1. The White House on June 1 threatened to veto a 2016 transportation funding bill, citing concerns over funding levels and several trucking provisions, Transport Topics reports. One of the provisions that concerns several Democrats and the White House is the reinstatement of the 34-hour restart rule, which would require that a study address safety benefits and driver fatigue, health and work schedules, according to Transport Topics. The bill also would permit the use of 33-foot trailers.
2. Rhode Island truckers and legislators are going head to head over Gov. Gina Raimondo’s commercial truck toll proposal that could generate $4.8 billion in funds to fix the state’s roads and bridges, WPRO 630 says. The Rhode Island Trucking Association plans to hold a press conference condemning the proposed legislation to toll commercial trucking on state highways. The conference, according to the report, will be held just hours before the House Finance Committee is set to hold hearings on the bill.
3. Twenty-nine state and federal highways and bridges in Oklahoma remain closed after last month’s heavy rains flooded parts of the state, according to NewsOK. Transportation officials said the southeastern part of the state was hit the hardest, and some highways and bridges are still covered by water. “As flood waters recede, inspectors will assess damage,” according to the report. “Infrastructure will be repaired through federal and state funds.

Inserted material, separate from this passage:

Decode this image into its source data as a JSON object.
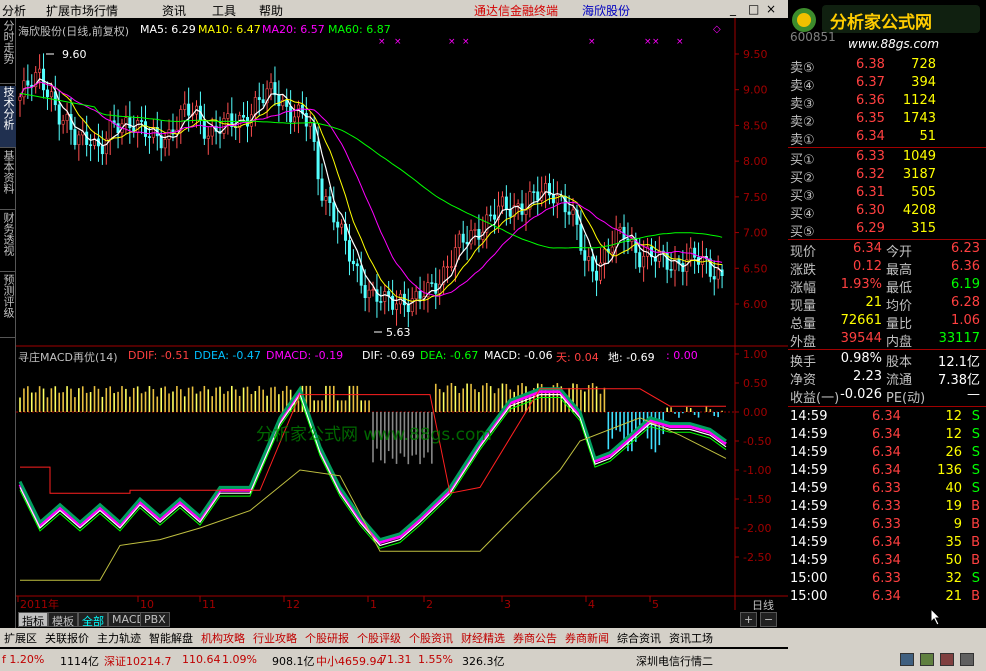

Costs will likely be high.” NewsOK has more.
4. Connecticut’s House and Senate have agreed to fund the historic transportation agenda, WTNH reports. The budget, which was proposed earlier this year, includes a $2.8 billion increase for infrastructure over the next five years, according to WTNH. “Connecticut will spend $613 million for highways, $281 million for bridges, $101 million for bicycle and pedestrian trails, and $43 million – or a 25% expansion – of bus service,” according to the report.
5. South Carolina’s House budget-writing committee proposed on Monday to put $150 million in additional revenue toward fixing roads and $70 million toward a road to the future Volvo plant in Berkeley County, according to the Times and Democrat. According to the report, that would leave the state borrowing $50 million to fund an interchange off I-26 and a road to the future plant. “That’s part of more than $200 million in state incentives Gov. Nikki Haley and Commerce officials promised in securing Volvo’s first North American plant,” The Times and Democrat said.